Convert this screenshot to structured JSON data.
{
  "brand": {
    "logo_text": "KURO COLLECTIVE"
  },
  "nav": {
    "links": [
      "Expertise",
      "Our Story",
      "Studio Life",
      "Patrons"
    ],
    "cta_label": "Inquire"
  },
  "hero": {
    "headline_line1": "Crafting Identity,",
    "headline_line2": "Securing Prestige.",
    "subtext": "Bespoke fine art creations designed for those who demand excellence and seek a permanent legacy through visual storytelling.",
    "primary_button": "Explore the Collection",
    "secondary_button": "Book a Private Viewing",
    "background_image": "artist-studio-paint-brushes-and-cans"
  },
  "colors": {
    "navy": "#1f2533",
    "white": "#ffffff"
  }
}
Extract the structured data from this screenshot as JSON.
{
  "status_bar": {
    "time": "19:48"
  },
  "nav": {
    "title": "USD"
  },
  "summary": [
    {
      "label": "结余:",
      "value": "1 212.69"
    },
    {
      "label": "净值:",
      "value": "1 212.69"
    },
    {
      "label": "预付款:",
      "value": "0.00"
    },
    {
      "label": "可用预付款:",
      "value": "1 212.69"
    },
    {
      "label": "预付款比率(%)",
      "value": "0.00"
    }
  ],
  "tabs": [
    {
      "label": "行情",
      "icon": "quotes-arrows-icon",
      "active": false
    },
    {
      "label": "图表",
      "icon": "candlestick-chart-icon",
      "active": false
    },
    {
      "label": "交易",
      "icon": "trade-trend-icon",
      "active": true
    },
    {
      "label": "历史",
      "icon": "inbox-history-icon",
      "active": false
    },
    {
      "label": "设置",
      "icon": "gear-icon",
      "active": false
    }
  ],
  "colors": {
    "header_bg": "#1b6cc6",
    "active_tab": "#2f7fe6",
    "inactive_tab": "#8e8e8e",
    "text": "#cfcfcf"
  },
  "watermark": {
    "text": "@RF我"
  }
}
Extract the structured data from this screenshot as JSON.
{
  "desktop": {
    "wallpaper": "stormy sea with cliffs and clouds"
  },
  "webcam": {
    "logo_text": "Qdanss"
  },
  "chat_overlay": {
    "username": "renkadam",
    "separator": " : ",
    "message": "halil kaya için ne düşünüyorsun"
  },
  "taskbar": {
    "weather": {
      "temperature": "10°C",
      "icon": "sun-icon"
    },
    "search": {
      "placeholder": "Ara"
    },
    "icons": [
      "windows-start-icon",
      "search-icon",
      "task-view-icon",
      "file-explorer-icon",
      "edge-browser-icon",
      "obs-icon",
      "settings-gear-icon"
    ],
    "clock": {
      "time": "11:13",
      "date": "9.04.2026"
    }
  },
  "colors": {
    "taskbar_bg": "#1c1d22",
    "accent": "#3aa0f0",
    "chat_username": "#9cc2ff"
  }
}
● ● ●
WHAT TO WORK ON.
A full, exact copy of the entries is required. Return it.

EXERCISE OUTPUT.
Convert this screenshot to structured JSON data.
{
  "brand": {
    "logo_text": "KURO COLLECTIVE"
  },
  "nav": {
    "links": [
      "Expertise",
      "Our Story",
      "Studio Life",
      "Patrons"
    ],
    "cta_label": "Inquire"
  },
  "hero": {
    "headline_line1": "Crafting Identity,",
    "headline_line2": "Securing Prestige.",
    "subtext": "Bespoke fine art creations designed for those who demand excellence and seek a permanent legacy through visual storytelling.",
    "primary_button": "Explore the Collection",
    "secondary_button": "Book a Private Viewing",
    "background_image": "artist-studio-paint-brushes-and-cans"
  },
  "colors": {
    "navy": "#1f2533",
    "white": "#ffffff"
  }
}
Extract the structured data from this screenshot as JSON.
{
  "status_bar": {
    "time": "19:48"
  },
  "nav": {
    "title": "USD"
  },
  "summary": [
    {
      "label": "结余:",
      "value": "1 212.69"
    },
    {
      "label": "净值:",
      "value": "1 212.69"
    },
    {
      "label": "预付款:",
      "value": "0.00"
    },
    {
      "label": "可用预付款:",
      "value": "1 212.69"
    },
    {
      "label": "预付款比率(%)",
      "value": "0.00"
    }
  ],
  "tabs": [
    {
      "label": "行情",
      "icon": "quotes-arrows-icon",
      "active": false
    },
    {
      "label": "图表",
      "icon": "candlestick-chart-icon",
      "active": false
    },
    {
      "label": "交易",
      "icon": "trade-trend-icon",
      "active": true
    },
    {
      "label": "历史",
      "icon": "inbox-history-icon",
      "active": false
    },
    {
      "label": "设置",
      "icon": "gear-icon",
      "active": false
    }
  ],
  "colors": {
    "header_bg": "#1b6cc6",
    "active_tab": "#2f7fe6",
    "inactive_tab": "#8e8e8e",
    "text": "#cfcfcf"
  },
  "watermark": {
    "text": "@RF我"
  }
}
Extract the structured data from this screenshot as JSON.
{
  "desktop": {
    "wallpaper": "stormy sea with cliffs and clouds"
  },
  "webcam": {
    "logo_text": "Qdanss"
  },
  "chat_overlay": {
    "username": "renkadam",
    "separator": " : ",
    "message": "halil kaya için ne düşünüyorsun"
  },
  "taskbar": {
    "weather": {
      "temperature": "10°C",
      "icon": "sun-icon"
    },
    "search": {
      "placeholder": "Ara"
    },
    "icons": [
      "windows-start-icon",
      "search-icon",
      "task-view-icon",
      "file-explorer-icon",
      "edge-browser-icon",
      "obs-icon",
      "settings-gear-icon"
    ],
    "clock": {
      "time": "11:13",
      "date": "9.04.2026"
    }
  },
  "colors": {
    "taskbar_bg": "#1c1d22",
    "accent": "#3aa0f0",
    "chat_username": "#9cc2ff"
  }
}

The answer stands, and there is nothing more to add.